• About this task: Look through the records, and whenever a line includes the word "Ctrl", copy it.

** Listed entries follows **

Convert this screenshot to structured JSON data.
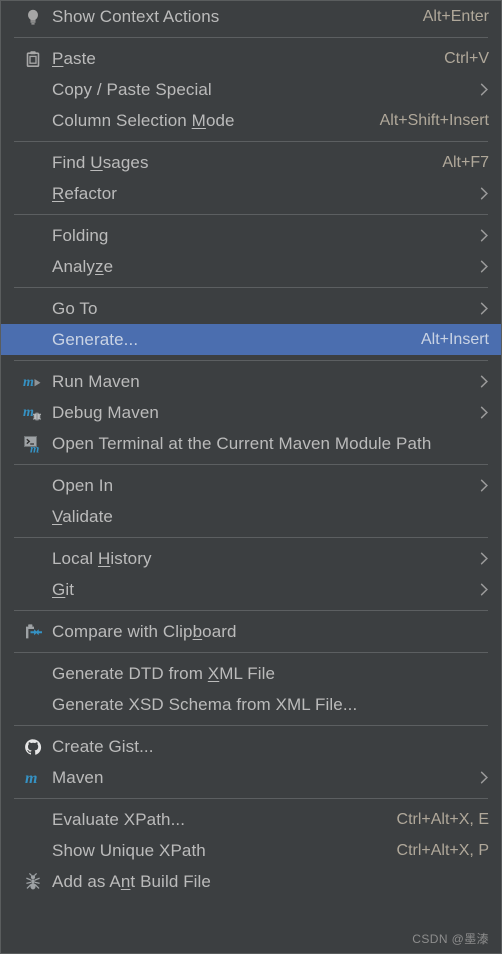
{
  "menu": {
    "background_color": "#3c3f41",
    "text_color": "#bbbbbb",
    "accel_color": "#b0a89a",
    "highlight_color": "#4b6eaf",
    "separator_color": "#5c5f61",
    "maven_blue": "#3592c4",
    "sections": [
      {
        "items": [
          {
            "label_pre": "",
            "mnemonic": "",
            "label_post": "Show Context Actions",
            "accel": "Alt+Enter",
            "icon": "lightbulb-icon",
            "submenu": false
          }
        ]
      },
      {
        "items": [
          {
            "label_pre": "",
            "mnemonic": "P",
            "label_post": "aste",
            "accel": "Ctrl+V",
            "icon": "clipboard-icon",
            "submenu": false
          },
          {
            "label_pre": "Copy / Paste Special",
            "mnemonic": "",
            "label_post": "",
            "accel": "",
            "icon": "",
            "submenu": true
          },
          {
            "label_pre": "Column Selection ",
            "mnemonic": "M",
            "label_post": "ode",
            "accel": "Alt+Shift+Insert",
            "icon": "",
            "submenu": false
          }
        ]
      },
      {
        "items": [
          {
            "label_pre": "Find ",
            "mnemonic": "U",
            "label_post": "sages",
            "accel": "Alt+F7",
            "icon": "",
            "submenu": false
          },
          {
            "label_pre": "",
            "mnemonic": "R",
            "label_post": "efactor",
            "accel": "",
            "icon": "",
            "submenu": true
          }
        ]
      },
      {
        "items": [
          {
            "label_pre": "Folding",
            "mnemonic": "",
            "label_post": "",
            "accel": "",
            "icon": "",
            "submenu": true
          },
          {
            "label_pre": "Analy",
            "mnemonic": "z",
            "label_post": "e",
            "accel": "",
            "icon": "",
            "submenu": true
          }
        ]
      },
      {
        "items": [
          {
            "label_pre": "Go To",
            "mnemonic": "",
            "label_post": "",
            "accel": "",
            "icon": "",
            "submenu": true
          },
          {
            "label_pre": "Generate...",
            "mnemonic": "",
            "label_post": "",
            "accel": "Alt+Insert",
            "icon": "",
            "submenu": false,
            "selected": true
          }
        ]
      },
      {
        "items": [
          {
            "label_pre": "Run Maven",
            "mnemonic": "",
            "label_post": "",
            "accel": "",
            "icon": "maven-run-icon",
            "submenu": true
          },
          {
            "label_pre": "Debug Maven",
            "mnemonic": "",
            "label_post": "",
            "accel": "",
            "icon": "maven-debug-icon",
            "submenu": true
          },
          {
            "label_pre": "Open Terminal at the Current Maven Module Path",
            "mnemonic": "",
            "label_post": "",
            "accel": "",
            "icon": "maven-terminal-icon",
            "submenu": false
          }
        ]
      },
      {
        "items": [
          {
            "label_pre": "Open In",
            "mnemonic": "",
            "label_post": "",
            "accel": "",
            "icon": "",
            "submenu": true
          },
          {
            "label_pre": "",
            "mnemonic": "V",
            "label_post": "alidate",
            "accel": "",
            "icon": "",
            "submenu": false
          }
        ]
      },
      {
        "items": [
          {
            "label_pre": "Local ",
            "mnemonic": "H",
            "label_post": "istory",
            "accel": "",
            "icon": "",
            "submenu": true
          },
          {
            "label_pre": "",
            "mnemonic": "G",
            "label_post": "it",
            "accel": "",
            "icon": "",
            "submenu": true
          }
        ]
      },
      {
        "items": [
          {
            "label_pre": "Compare with Clip",
            "mnemonic": "b",
            "label_post": "oard",
            "accel": "",
            "icon": "compare-clipboard-icon",
            "submenu": false
          }
        ]
      },
      {
        "items": [
          {
            "label_pre": "Generate DTD from ",
            "mnemonic": "X",
            "label_post": "ML File",
            "accel": "",
            "icon": "",
            "submenu": false
          },
          {
            "label_pre": "Generate XSD Schema from XML File...",
            "mnemonic": "",
            "label_post": "",
            "accel": "",
            "icon": "",
            "submenu": false
          }
        ]
      },
      {
        "items": [
          {
            "label_pre": "Create Gist...",
            "mnemonic": "",
            "label_post": "",
            "accel": "",
            "icon": "github-icon",
            "submenu": false
          },
          {
            "label_pre": "Maven",
            "mnemonic": "",
            "label_post": "",
            "accel": "",
            "icon": "maven-icon",
            "submenu": true
          }
        ]
      },
      {
        "items": [
          {
            "label_pre": "Evaluate XPath...",
            "mnemonic": "",
            "label_post": "",
            "accel": "Ctrl+Alt+X, E",
            "icon": "",
            "submenu": false
          },
          {
            "label_pre": "Show Unique XPath",
            "mnemonic": "",
            "label_post": "",
            "accel": "Ctrl+Alt+X, P",
            "icon": "",
            "submenu": false
          },
          {
            "label_pre": "Add as A",
            "mnemonic": "n",
            "label_post": "t Build File",
            "accel": "",
            "icon": "ant-icon",
            "submenu": false
          }
        ]
      }
    ]
  },
  "watermark": {
    "text": "CSDN @墨溙"
  }
}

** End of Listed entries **

• Output below:
            "accel": "Ctrl+V",
            "accel": "Ctrl+Alt+X, E",
            "accel": "Ctrl+Alt+X, P",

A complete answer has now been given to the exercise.